**Problem to solve**
Type out every line of the data again, exactly.

**Listed entries**
━━━━━━━━━━━━━━━━━━━━━━━━━━━━━━

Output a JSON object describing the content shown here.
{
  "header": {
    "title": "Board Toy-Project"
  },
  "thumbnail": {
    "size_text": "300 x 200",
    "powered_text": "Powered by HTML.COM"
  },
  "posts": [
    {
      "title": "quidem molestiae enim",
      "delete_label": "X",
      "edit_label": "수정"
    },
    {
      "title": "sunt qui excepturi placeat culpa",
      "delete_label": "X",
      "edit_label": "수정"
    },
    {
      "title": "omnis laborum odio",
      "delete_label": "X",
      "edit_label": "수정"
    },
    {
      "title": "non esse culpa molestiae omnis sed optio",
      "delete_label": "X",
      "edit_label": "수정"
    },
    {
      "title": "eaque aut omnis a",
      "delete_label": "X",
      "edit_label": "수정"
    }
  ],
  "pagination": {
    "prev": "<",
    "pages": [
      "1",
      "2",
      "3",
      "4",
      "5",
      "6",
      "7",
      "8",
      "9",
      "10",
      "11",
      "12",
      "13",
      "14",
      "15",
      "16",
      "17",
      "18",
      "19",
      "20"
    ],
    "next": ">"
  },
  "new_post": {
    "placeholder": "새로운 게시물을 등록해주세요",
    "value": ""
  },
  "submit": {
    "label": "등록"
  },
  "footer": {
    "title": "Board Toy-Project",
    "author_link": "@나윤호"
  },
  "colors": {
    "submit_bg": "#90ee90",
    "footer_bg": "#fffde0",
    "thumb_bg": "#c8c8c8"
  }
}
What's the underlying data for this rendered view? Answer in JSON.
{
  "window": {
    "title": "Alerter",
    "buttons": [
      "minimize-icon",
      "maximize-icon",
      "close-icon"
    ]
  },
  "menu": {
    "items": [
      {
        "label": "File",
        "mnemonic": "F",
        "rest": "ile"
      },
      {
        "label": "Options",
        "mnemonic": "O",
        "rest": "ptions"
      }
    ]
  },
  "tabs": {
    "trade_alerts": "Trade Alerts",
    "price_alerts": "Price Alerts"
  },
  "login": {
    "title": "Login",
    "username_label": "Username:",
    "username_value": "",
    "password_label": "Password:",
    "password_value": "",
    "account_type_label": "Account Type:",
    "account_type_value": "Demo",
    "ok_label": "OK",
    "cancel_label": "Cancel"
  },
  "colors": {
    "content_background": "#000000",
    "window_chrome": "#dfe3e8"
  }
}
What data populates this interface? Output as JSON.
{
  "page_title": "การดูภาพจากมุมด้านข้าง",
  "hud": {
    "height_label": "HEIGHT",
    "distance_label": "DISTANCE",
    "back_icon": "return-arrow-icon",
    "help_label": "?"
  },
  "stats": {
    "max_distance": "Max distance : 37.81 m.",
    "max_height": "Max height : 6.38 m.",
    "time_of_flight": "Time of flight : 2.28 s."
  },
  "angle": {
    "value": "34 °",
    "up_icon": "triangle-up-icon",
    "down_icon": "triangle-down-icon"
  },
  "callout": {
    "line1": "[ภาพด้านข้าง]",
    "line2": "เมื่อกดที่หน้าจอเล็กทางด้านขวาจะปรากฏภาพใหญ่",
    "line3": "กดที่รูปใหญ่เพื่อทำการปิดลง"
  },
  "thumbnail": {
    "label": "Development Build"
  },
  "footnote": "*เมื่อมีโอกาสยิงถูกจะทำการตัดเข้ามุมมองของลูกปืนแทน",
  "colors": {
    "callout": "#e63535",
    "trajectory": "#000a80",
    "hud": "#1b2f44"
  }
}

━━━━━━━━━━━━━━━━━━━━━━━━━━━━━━

**Solved problem**
Output a JSON object describing the content shown here.
{
  "header": {
    "title": "Board Toy-Project"
  },
  "thumbnail": {
    "size_text": "300 x 200",
    "powered_text": "Powered by HTML.COM"
  },
  "posts": [
    {
      "title": "quidem molestiae enim",
      "delete_label": "X",
      "edit_label": "수정"
    },
    {
      "title": "sunt qui excepturi placeat culpa",
      "delete_label": "X",
      "edit_label": "수정"
    },
    {
      "title": "omnis laborum odio",
      "delete_label": "X",
      "edit_label": "수정"
    },
    {
      "title": "non esse culpa molestiae omnis sed optio",
      "delete_label": "X",
      "edit_label": "수정"
    },
    {
      "title": "eaque aut omnis a",
      "delete_label": "X",
      "edit_label": "수정"
    }
  ],
  "pagination": {
    "prev": "<",
    "pages": [
      "1",
      "2",
      "3",
      "4",
      "5",
      "6",
      "7",
      "8",
      "9",
      "10",
      "11",
      "12",
      "13",
      "14",
      "15",
      "16",
      "17",
      "18",
      "19",
      "20"
    ],
    "next": ">"
  },
  "new_post": {
    "placeholder": "새로운 게시물을 등록해주세요",
    "value": ""
  },
  "submit": {
    "label": "등록"
  },
  "footer": {
    "title": "Board Toy-Project",
    "author_link": "@나윤호"
  },
  "colors": {
    "submit_bg": "#90ee90",
    "footer_bg": "#fffde0",
    "thumb_bg": "#c8c8c8"
  }
}
What's the underlying data for this rendered view? Answer in JSON.
{
  "window": {
    "title": "Alerter",
    "buttons": [
      "minimize-icon",
      "maximize-icon",
      "close-icon"
    ]
  },
  "menu": {
    "items": [
      {
        "label": "File",
        "mnemonic": "F",
        "rest": "ile"
      },
      {
        "label": "Options",
        "mnemonic": "O",
        "rest": "ptions"
      }
    ]
  },
  "tabs": {
    "trade_alerts": "Trade Alerts",
    "price_alerts": "Price Alerts"
  },
  "login": {
    "title": "Login",
    "username_label": "Username:",
    "username_value": "",
    "password_label": "Password:",
    "password_value": "",
    "account_type_label": "Account Type:",
    "account_type_value": "Demo",
    "ok_label": "OK",
    "cancel_label": "Cancel"
  },
  "colors": {
    "content_background": "#000000",
    "window_chrome": "#dfe3e8"
  }
}
What data populates this interface? Output as JSON.
{
  "page_title": "การดูภาพจากมุมด้านข้าง",
  "hud": {
    "height_label": "HEIGHT",
    "distance_label": "DISTANCE",
    "back_icon": "return-arrow-icon",
    "help_label": "?"
  },
  "stats": {
    "max_distance": "Max distance : 37.81 m.",
    "max_height": "Max height : 6.38 m.",
    "time_of_flight": "Time of flight : 2.28 s."
  },
  "angle": {
    "value": "34 °",
    "up_icon": "triangle-up-icon",
    "down_icon": "triangle-down-icon"
  },
  "callout": {
    "line1": "[ภาพด้านข้าง]",
    "line2": "เมื่อกดที่หน้าจอเล็กทางด้านขวาจะปรากฏภาพใหญ่",
    "line3": "กดที่รูปใหญ่เพื่อทำการปิดลง"
  },
  "thumbnail": {
    "label": "Development Build"
  },
  "footnote": "*เมื่อมีโอกาสยิงถูกจะทำการตัดเข้ามุมมองของลูกปืนแทน",
  "colors": {
    "callout": "#e63535",
    "trajectory": "#000a80",
    "hud": "#1b2f44"
  }
}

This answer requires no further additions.